The world of drug development is constantly changing. Innovation and Veristat new technology have revolutionized the traditional clinical trial design. However, drug developers are struggling with how to shift from conventional methods to the latest ones. The industry is using different terms to address a seemingly one main idea: replacing traditional in-person activities in clinical research with digital interventions.
For this reason, you can easily get confused about differentiating decentralized clinical trials from virtual and hybrid—which is which? Below, we explore the main differences between the three to help choose the most suitable model to use in your clinical trial planning.
Understanding How Decentralized, Virtual, and Hybrid Trials Are Different
The three may seem like one main idea expressed in different ways. Each term represents a separate trial design that offers specific benefits and challenges to modern clinical trials. Let’s dive deeper to learn their differences.
What Is a Virtual Clinical Trial?
A virtual clinical trial replaces much (or all) of in-person activities in a clinical trial using software solutions, wearables, and other digital technologies. A fully virtual trial is entirely technology-based—no physical locations, in-person interactions, and no traditional clinical trial sites. Everything is completely virtual, from study start-up to patient enrollment to data collection and testing. In short, no physical patient-caregiver interaction—only data movement. However, virtual clinical trials barely exist since nearly all clinical studies rely heavily on human-to-patient interactions to succeed. Most trials using this model are partly virtual because they are technology-enabled.
What Is a Decentralized Clinical Trial?
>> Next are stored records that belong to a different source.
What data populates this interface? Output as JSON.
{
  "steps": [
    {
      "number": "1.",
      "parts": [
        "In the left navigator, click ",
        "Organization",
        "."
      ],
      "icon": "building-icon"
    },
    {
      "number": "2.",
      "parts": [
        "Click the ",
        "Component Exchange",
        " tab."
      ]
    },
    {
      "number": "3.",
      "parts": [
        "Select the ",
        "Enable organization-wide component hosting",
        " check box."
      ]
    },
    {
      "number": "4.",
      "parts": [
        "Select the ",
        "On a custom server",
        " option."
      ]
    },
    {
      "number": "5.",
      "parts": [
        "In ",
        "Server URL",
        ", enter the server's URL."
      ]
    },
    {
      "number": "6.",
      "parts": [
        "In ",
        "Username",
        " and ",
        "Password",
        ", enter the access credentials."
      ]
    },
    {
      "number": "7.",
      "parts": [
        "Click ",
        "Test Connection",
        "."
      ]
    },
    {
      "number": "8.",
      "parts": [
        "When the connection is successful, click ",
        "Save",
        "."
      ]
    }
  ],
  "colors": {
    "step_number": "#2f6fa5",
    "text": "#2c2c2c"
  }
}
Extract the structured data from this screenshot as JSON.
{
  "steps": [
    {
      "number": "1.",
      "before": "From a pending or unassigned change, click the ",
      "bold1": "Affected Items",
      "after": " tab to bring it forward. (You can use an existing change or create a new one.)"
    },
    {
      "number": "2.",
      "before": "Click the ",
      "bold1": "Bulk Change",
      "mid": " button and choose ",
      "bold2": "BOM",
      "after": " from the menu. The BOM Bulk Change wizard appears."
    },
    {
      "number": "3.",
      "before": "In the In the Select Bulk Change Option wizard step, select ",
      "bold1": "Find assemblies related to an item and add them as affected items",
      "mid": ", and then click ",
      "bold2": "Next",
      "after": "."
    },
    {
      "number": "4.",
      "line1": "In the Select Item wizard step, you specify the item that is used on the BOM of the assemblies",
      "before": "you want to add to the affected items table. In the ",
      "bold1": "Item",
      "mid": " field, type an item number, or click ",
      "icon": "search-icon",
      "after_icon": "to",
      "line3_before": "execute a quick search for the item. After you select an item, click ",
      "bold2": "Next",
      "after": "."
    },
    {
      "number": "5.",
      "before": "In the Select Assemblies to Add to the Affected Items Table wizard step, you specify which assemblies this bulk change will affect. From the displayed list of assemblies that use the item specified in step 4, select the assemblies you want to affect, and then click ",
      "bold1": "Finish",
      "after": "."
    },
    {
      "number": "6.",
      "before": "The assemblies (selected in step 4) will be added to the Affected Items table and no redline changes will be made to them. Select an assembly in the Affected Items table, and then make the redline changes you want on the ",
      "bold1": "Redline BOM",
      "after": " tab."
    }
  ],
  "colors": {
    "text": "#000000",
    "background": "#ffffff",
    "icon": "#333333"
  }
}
It’s a clinical study that uses technology and local healthcare providers to bring the trial closer to the research patients (away from the central site). While decentralized clinical studies can be virtual, the model focuses on eliminating the burden of travel on research participants. Patients may not reside near a traditional clinical trial site. A decentralized clinical model moves the research closer to the participants from the main study center, which could be their local health center or homes.
Key takeaway: While a decentralized clinical trial can be conducted remotely and away from the main research center, it doesn’t have to be fully virtual. If trial leaders work with mobile health networks and local physicians, they can still perform in-person patient tests. A decentralized clinical trial aims to bring the study as close as possible to patients. This model is sometimes called a direct-to-participant clinical trial.
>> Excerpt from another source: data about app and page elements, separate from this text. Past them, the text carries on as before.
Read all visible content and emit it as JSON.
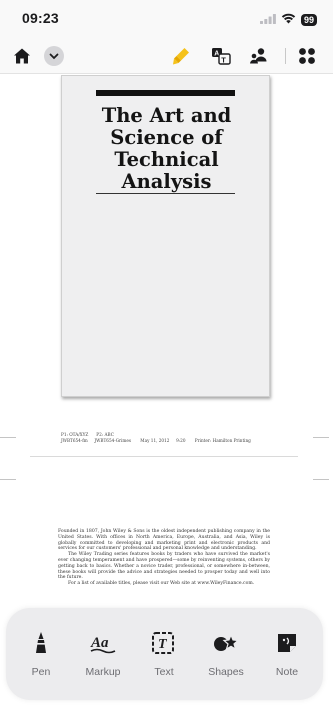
{
  "status_bar": {
    "time": "09:23",
    "battery": "99",
    "icons": [
      "signal-icon",
      "wifi-icon",
      "battery-icon"
    ]
  },
  "toolbar": {
    "left": [
      "home-icon",
      "chevron-down-icon"
    ],
    "right": [
      "highlighter-icon",
      "translate-icon",
      "account-icon",
      "grid-icon"
    ],
    "accent_color": "#f5c21b"
  },
  "document": {
    "cover": {
      "title": "The Art and Science of Technical Analysis"
    },
    "slug": {
      "line1": "P1: OTA/XYZ      P2: ABC",
      "line2": "JWBT654-fm     JWBT654-Grimes       May 11, 2012     9:20       Printer: Hamilton Printing"
    },
    "copyright": {
      "p1": "Founded in 1807, John Wiley & Sons is the oldest independent publishing company in the United States. With offices in North America, Europe, Australia, and Asia, Wiley is globally committed to developing and marketing print and electronic products and services for our customers' professional and personal knowledge and understanding.",
      "p2": "The Wiley Trading series features books by traders who have survived the market's ever changing temperament and have prospered—some by reinventing systems, others by getting back to basics. Whether a novice trader, professional, or somewhere in-between, these books will provide the advice and strategies needed to prosper today and well into the future.",
      "p3": "For a list of available titles, please visit our Web site at www.WileyFinance.com."
    }
  },
  "tools": [
    {
      "label": "Pen",
      "icon": "pen-icon"
    },
    {
      "label": "Markup",
      "icon": "markup-icon"
    },
    {
      "label": "Text",
      "icon": "text-icon"
    },
    {
      "label": "Shapes",
      "icon": "shapes-icon"
    },
    {
      "label": "Note",
      "icon": "note-icon"
    }
  ]
}
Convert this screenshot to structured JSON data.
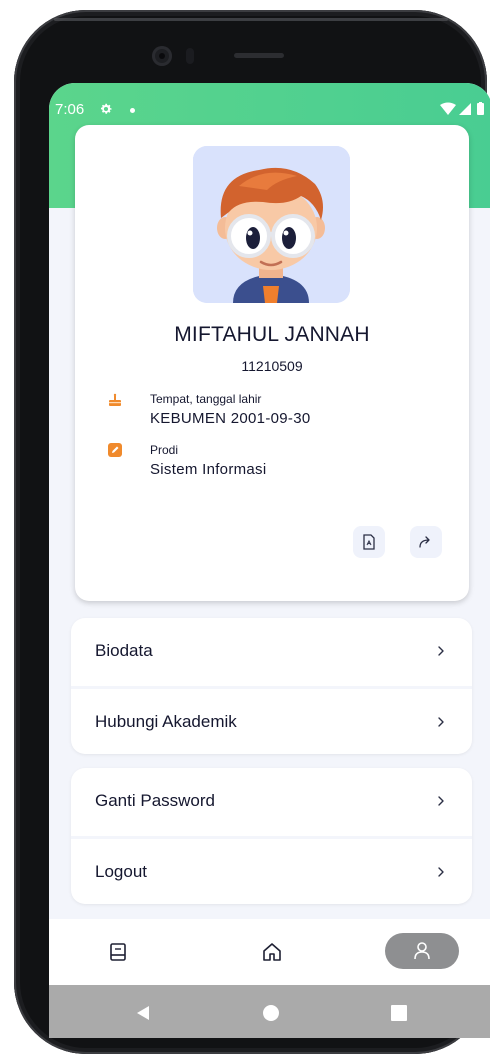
{
  "status_bar": {
    "time": "7:06",
    "icons": [
      "gear-icon",
      "notification-dot",
      "wifi-icon",
      "signal-icon",
      "battery-icon"
    ]
  },
  "profile": {
    "name": "MIFTAHUL JANNAH",
    "nim": "11210509",
    "birth_label": "Tempat, tanggal lahir",
    "birth_value": "KEBUMEN 2001-09-30",
    "prodi_label": "Prodi",
    "prodi_value": "Sistem Informasi",
    "avatar": "cartoon-boy-avatar",
    "actions": [
      "document-icon",
      "share-icon"
    ]
  },
  "menu_groups": [
    {
      "items": [
        {
          "label": "Biodata"
        },
        {
          "label": "Hubungi Akademik"
        }
      ]
    },
    {
      "items": [
        {
          "label": "Ganti Password"
        },
        {
          "label": "Logout"
        }
      ]
    }
  ],
  "bottom_nav": {
    "items": [
      "book-icon",
      "home-icon",
      "user-icon"
    ],
    "active": "user-icon"
  },
  "system_nav": [
    "back-icon",
    "home-circle-icon",
    "recents-icon"
  ],
  "colors": {
    "header_green": "#4fd08f",
    "background": "#f3f5fb",
    "text_dark": "#15172f",
    "accent_orange": "#f08a2c",
    "active_pill": "#8e8f91",
    "system_nav": "#aaaaaa"
  }
}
What Is a Hybrid Clinical Trial?
Hybrid clinical trials are partly virtual and partly in-person. They include both traditional and digital clinical research elements. Think of a mixed clinical trial as remotely monitoring participants but requiring them to visit the clinical site occasionally. It combines technology like eConsent forms and remote data collection with traditional on-site workflows to develop a smooth study experience. Here’s the best way to think of a hybrid clinical trial: traditional clinical research enhanced with virtual elements. Most areas of drug development are not ready for full virtual monitoring and decentralization. Most trials are too complex, so removing human supervision from the study protocol can make them fail.
For these clinical trials, a hybrid model is the most suitable approach that accommodates the preferred levels of technology enablement and human intervention. Most modern trials qualify as hybrid trials.